You might think a spinal curvature would be easy enough to detect in a person, but the unpracticed eye cannot always tell whether there’s a spinal curvature or not.


Normal spines have normal curves that produce a slight rounding in the shoulder area and an inward curve in the lower back. But curvature is different. Curvature means an abnormal curve is developing, usually sideways.


Such curvatures come in an almost infinite variety of degrees and configurations, but for our purpose here, there are only two broad categories:


(a) Hidden Spinal Curvatures
(b) Obvious Spinal Curvatures


A hidden spinal curvature is usually a mild curvature which may worsen over time without proper treatment. Or there may be two curvatures which offset each other and therefore do not affect shoulders or hip levels.


Even in a member of your own family—perhaps a child you see every day—hidden spinal curvatures may lie undetected and gradually worsen before surfacing in the form of back pain and other serious health problems and
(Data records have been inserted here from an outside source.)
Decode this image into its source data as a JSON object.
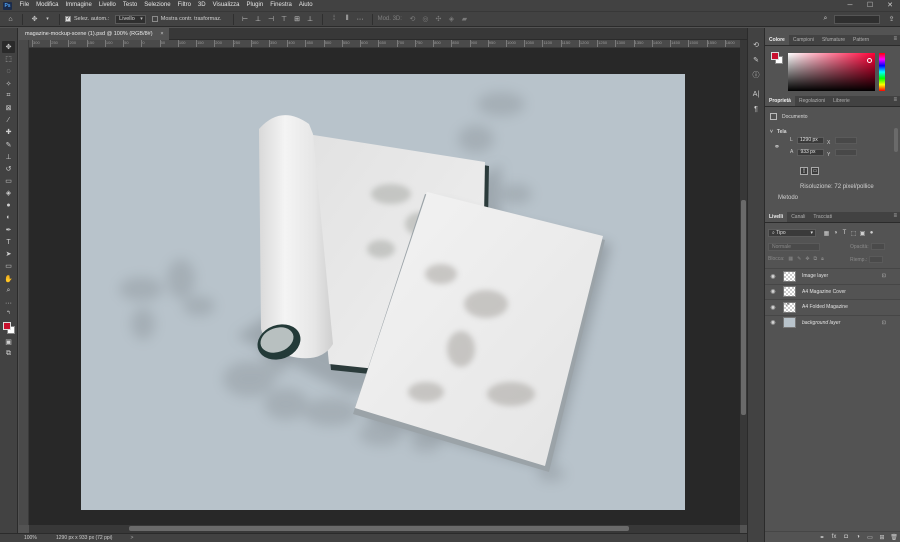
{
  "menubar": {
    "items": [
      "File",
      "Modifica",
      "Immagine",
      "Livello",
      "Testo",
      "Selezione",
      "Filtro",
      "3D",
      "Visualizza",
      "Plugin",
      "Finestra",
      "Aiuto"
    ]
  },
  "options": {
    "auto_select_label": "Selez. autom.:",
    "layer_select": "Livello",
    "transform_label": "Mostra contr. trasformaz.",
    "three_d_label": "Mod. 3D:"
  },
  "document": {
    "tab_title": "magazine-mockup-scene (1).psd @ 100% (RGB/8#)"
  },
  "ruler": {
    "ticks": [
      "300",
      "250",
      "200",
      "150",
      "100",
      "50",
      "0",
      "50",
      "100",
      "150",
      "200",
      "250",
      "300",
      "350",
      "400",
      "450",
      "500",
      "550",
      "600",
      "650",
      "700",
      "750",
      "800",
      "850",
      "900",
      "950",
      "1000",
      "1050",
      "1100",
      "1150",
      "1200",
      "1250",
      "1300",
      "1350",
      "1400",
      "1450",
      "1500",
      "1550",
      "1600"
    ]
  },
  "status": {
    "zoom": "100%",
    "info": "1290 px x 933 px (72 ppi)",
    "arrow": ">"
  },
  "color_panel": {
    "tabs": [
      "Colore",
      "Campioni",
      "Sfumature",
      "Pattern"
    ],
    "fg_color": "#c8102e",
    "bg_color": "#ffffff"
  },
  "properties_panel": {
    "tabs": [
      "Proprietà",
      "Regolazioni",
      "Librerie"
    ],
    "document_label": "Documento",
    "canvas_section": "Tela",
    "width_label": "L",
    "width_value": "1290 px",
    "height_label": "A",
    "height_value": "933 px",
    "x_label": "X",
    "y_label": "Y",
    "resolution": "Risoluzione: 72 pixel/pollice",
    "mode_label": "Metodo"
  },
  "layers_panel": {
    "tabs": [
      "Livelli",
      "Canali",
      "Tracciati"
    ],
    "filter_label": "Tipo",
    "blend_mode": "Normale",
    "opacity_label": "Opacità:",
    "lock_label": "Blocca:",
    "fill_label": "Riemp.:",
    "layers": [
      {
        "name": "Image layer",
        "thumb": "transparent",
        "locked": true,
        "italic": false
      },
      {
        "name": "A4 Magazine Cover",
        "thumb": "transparent",
        "locked": false,
        "italic": false
      },
      {
        "name": "A4 Folded Magazine",
        "thumb": "smart",
        "locked": false,
        "italic": false
      },
      {
        "name": "background layer",
        "thumb": "solid",
        "locked": true,
        "italic": true
      }
    ]
  }
}
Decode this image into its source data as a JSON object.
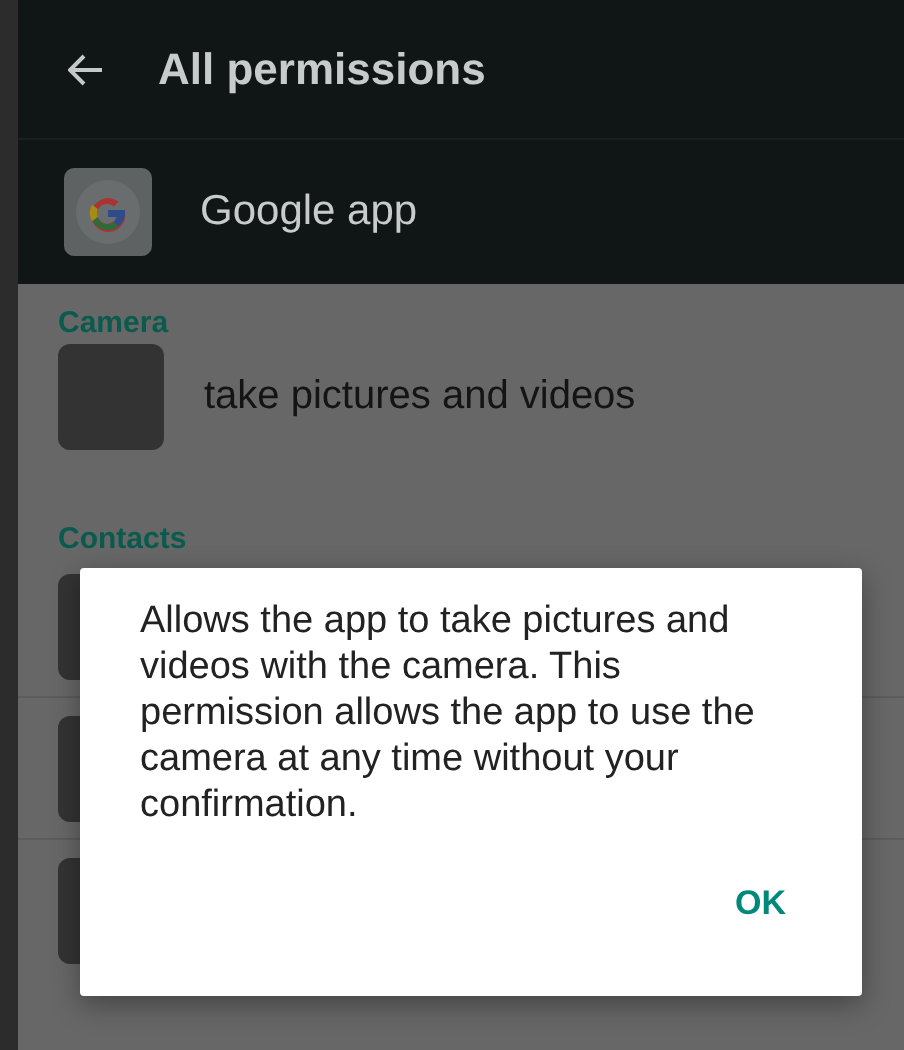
{
  "toolbar": {
    "title": "All permissions"
  },
  "app": {
    "name": "Google app"
  },
  "sections": [
    {
      "header": "Camera",
      "permissions": [
        {
          "label": "take pictures and videos"
        }
      ]
    },
    {
      "header": "Contacts"
    }
  ],
  "dialog": {
    "message": "Allows the app to take pictures and videos with the camera. This permission allows the app to use the camera at any time without your confirmation.",
    "buttons": [
      "OK"
    ]
  }
}
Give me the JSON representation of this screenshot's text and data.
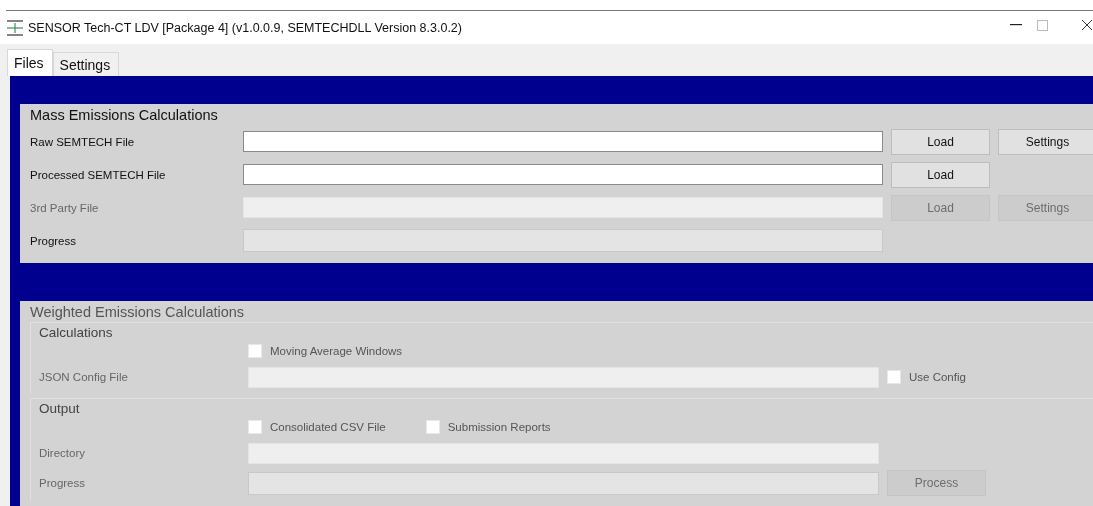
{
  "window": {
    "title": "SENSOR Tech-CT LDV [Package 4] (v1.0.0.9, SEMTECHDLL Version 8.3.0.2)"
  },
  "tabs": [
    {
      "label": "Files",
      "selected": true
    },
    {
      "label": "Settings",
      "selected": false
    }
  ],
  "mass_emissions": {
    "title": "Mass Emissions Calculations",
    "rows": [
      {
        "kind": "file",
        "label": "Raw SEMTECH File",
        "disabled": false,
        "buttons": [
          {
            "label": "Load",
            "disabled": false
          },
          {
            "label": "Settings",
            "disabled": false
          }
        ]
      },
      {
        "kind": "file",
        "label": "Processed SEMTECH File",
        "disabled": false,
        "buttons": [
          {
            "label": "Load",
            "disabled": false
          }
        ]
      },
      {
        "kind": "file",
        "label": "3rd Party File",
        "disabled": true,
        "buttons": [
          {
            "label": "Load",
            "disabled": true
          },
          {
            "label": "Settings",
            "disabled": true
          }
        ]
      },
      {
        "kind": "progress",
        "label": "Progress",
        "level": 0
      }
    ]
  },
  "weighted_emissions": {
    "title": "Weighted Emissions Calculations",
    "disabled": true,
    "groups": [
      {
        "title": "Calculations",
        "rows": [
          {
            "kind": "checks",
            "checks": [
              {
                "label": "Moving Average Windows",
                "checked": false
              }
            ]
          },
          {
            "kind": "file",
            "label": "JSON Config File",
            "check": {
              "label": "Use Config",
              "checked": false
            }
          }
        ]
      },
      {
        "title": "Output",
        "rows": [
          {
            "kind": "checks",
            "checks": [
              {
                "label": "Consolidated CSV File",
                "checked": false
              },
              {
                "label": "Submission Reports",
                "checked": false
              }
            ]
          },
          {
            "kind": "file",
            "label": "Directory"
          },
          {
            "kind": "progress",
            "label": "Progress",
            "level": 0,
            "button": {
              "label": "Process",
              "disabled": true
            }
          }
        ]
      }
    ]
  }
}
By then, it may be too late to correct the curvature, and preventing it from getting worse may be the only viable goal. It’s those hidden, mild curvatures — though potentially serious — that require a lot of skill in their detection, and yet another reason parents should not rely solely on their own powers of observation. That’s why chiropractic doctors recommend growing children get a chiropractic examination every six months, particularly during adolescence, in
order to nip any developing curvature in the bud.


Some spinal curvatures, though, become obvious early on and almost anyone can easily see what is happening. Such curvatures (when viewed from the rear) may resemble a letter S or an elongated C, depending on the number and
types of curves involved.


Progressive curvature in a spine can lead to pinched spinal nerves, scoliosis, spinal joint and disc degeneration, and other serious disorders including a distorted rib cage which cramps the heart and lungs.




Persons developing obvious spinal curvatures may show some of the following characteristics:


  • One shoulder higher than the other.
  • One hip higher or more prominent.
  • One shoulder blade more prominent.
  • The rib cage may stick out or “hump” on one side.
  • When the arms are hanging loosely at the sides, there may be more space between the arm and the body on one side.
  • Arms should be the same length.
  • Person may appear to lean to one side.
  • Even when the person stands as straight as possible, the spine may still not be straight.
  • Other clues include repeated tilting of the head to one side, uneven hems and waist bands, uneven bra straps, one pant leg hem riding higher than the other.


It’s very important that spinal curvatures be discovered as early as possible because prompt, intensive chiropractic treatment may slow or halt a progressive curvature and coax the spine along a straighter path.


Which child has a hidden spinal curvature? Your chiropractic doctor can tell!